### Task item:
Check each line of the listing below for the string "icon", then copy every line that has it.

### Data supplied:
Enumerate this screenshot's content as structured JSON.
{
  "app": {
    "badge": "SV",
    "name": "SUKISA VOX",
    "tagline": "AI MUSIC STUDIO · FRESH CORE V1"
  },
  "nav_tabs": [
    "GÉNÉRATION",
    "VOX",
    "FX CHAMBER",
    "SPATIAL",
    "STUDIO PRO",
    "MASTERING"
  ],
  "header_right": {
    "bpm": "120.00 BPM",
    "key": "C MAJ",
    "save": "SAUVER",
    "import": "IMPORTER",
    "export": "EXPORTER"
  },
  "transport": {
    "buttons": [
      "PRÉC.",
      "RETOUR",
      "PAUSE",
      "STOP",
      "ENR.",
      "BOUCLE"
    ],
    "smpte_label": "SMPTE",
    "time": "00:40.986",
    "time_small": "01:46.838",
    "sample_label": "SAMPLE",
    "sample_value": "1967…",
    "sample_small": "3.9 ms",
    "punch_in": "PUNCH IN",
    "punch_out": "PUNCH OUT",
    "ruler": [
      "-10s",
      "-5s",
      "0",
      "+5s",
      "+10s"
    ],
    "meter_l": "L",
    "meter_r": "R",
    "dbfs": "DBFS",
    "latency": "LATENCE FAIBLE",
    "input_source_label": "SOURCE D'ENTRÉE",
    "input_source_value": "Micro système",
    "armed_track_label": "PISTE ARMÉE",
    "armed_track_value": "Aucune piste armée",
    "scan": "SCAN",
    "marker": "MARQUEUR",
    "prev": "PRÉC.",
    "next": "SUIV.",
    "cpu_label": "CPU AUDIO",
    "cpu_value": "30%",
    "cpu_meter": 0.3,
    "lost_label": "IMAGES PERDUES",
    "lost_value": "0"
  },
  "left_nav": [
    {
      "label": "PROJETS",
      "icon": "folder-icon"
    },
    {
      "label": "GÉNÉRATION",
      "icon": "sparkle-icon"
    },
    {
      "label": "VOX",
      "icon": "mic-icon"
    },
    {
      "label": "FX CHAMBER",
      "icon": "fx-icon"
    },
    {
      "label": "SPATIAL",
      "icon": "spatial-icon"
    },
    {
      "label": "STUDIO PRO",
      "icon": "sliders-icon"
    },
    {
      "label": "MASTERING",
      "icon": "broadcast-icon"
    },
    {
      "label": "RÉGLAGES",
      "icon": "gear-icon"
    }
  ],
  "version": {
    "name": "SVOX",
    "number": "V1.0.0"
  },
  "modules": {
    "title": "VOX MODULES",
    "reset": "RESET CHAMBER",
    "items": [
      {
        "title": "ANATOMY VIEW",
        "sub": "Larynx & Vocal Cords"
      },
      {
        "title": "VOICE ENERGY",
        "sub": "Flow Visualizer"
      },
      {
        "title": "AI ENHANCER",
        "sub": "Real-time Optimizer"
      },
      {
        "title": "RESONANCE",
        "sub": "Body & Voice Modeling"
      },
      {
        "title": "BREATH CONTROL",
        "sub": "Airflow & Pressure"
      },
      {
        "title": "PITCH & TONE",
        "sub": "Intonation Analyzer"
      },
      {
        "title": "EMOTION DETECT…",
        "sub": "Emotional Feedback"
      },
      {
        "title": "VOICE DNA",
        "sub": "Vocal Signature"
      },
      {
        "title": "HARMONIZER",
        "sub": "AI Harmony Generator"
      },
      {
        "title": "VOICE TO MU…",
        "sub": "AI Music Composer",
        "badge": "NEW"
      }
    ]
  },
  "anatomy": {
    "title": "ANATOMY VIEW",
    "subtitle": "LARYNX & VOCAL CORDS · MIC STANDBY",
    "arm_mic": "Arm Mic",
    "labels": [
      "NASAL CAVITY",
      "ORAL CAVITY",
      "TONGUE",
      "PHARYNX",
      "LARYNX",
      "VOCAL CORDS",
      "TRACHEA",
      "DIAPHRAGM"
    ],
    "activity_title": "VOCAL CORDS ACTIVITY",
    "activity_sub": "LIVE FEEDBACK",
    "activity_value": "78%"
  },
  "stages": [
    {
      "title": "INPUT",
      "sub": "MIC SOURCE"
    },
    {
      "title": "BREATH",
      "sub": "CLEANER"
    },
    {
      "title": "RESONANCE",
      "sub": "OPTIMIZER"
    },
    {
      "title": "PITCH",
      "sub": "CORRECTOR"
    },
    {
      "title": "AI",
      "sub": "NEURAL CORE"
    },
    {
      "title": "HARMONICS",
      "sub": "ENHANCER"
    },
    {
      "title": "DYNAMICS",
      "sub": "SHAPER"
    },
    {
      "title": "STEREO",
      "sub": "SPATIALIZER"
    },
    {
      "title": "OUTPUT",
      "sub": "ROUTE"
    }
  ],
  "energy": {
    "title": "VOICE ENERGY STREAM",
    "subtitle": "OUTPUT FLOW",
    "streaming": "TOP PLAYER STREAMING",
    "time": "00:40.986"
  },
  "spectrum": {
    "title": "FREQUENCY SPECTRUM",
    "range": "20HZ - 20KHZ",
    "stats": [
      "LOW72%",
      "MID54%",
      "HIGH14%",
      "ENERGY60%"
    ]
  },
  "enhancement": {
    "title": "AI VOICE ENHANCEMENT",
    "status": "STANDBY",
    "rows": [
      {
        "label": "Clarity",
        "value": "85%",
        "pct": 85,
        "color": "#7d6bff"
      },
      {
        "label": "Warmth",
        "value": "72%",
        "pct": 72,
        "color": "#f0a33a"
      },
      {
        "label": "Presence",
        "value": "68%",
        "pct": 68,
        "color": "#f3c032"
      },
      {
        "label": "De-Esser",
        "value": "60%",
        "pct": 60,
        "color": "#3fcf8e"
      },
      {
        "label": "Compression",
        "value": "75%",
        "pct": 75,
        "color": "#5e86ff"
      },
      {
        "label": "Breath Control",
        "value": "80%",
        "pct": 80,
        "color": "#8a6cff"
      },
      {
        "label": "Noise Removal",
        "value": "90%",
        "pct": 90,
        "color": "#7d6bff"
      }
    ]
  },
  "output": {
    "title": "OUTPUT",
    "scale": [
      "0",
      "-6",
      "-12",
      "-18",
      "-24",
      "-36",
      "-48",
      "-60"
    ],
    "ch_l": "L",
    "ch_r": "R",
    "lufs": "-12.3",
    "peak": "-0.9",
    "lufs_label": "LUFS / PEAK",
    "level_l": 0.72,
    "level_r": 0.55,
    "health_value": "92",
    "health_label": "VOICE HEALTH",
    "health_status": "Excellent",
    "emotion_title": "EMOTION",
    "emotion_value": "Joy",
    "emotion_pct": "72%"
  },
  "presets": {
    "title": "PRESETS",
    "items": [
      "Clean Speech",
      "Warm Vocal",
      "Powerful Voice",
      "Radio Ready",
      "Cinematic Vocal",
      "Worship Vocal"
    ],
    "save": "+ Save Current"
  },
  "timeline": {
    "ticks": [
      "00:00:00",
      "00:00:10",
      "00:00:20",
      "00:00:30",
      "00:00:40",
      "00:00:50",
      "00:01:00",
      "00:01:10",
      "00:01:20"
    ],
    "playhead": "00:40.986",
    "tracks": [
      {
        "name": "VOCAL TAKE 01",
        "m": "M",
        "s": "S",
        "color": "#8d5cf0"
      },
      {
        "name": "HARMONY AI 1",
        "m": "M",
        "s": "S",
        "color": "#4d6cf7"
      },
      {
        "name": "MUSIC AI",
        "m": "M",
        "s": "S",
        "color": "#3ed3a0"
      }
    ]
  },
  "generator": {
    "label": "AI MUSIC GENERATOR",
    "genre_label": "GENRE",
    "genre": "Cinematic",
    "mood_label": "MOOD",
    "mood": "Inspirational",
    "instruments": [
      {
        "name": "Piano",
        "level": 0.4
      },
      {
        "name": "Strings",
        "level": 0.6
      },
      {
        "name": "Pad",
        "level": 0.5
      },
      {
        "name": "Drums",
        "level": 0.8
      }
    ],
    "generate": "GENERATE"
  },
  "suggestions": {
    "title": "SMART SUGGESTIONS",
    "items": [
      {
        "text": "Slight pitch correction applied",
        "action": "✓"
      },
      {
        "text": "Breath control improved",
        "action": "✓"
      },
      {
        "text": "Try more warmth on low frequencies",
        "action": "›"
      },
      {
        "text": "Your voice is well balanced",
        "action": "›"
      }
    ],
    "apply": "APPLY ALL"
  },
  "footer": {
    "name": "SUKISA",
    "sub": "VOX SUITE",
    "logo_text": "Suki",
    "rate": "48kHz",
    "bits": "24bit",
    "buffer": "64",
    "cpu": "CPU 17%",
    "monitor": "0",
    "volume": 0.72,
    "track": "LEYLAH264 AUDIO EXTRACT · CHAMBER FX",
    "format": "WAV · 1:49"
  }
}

### Expected answer:
      "icon": "folder-icon"
      "icon": "sparkle-icon"
      "icon": "mic-icon"
      "icon": "fx-icon"
      "icon": "spatial-icon"
      "icon": "sliders-icon"
      "icon": "broadcast-icon"
      "icon": "gear-icon"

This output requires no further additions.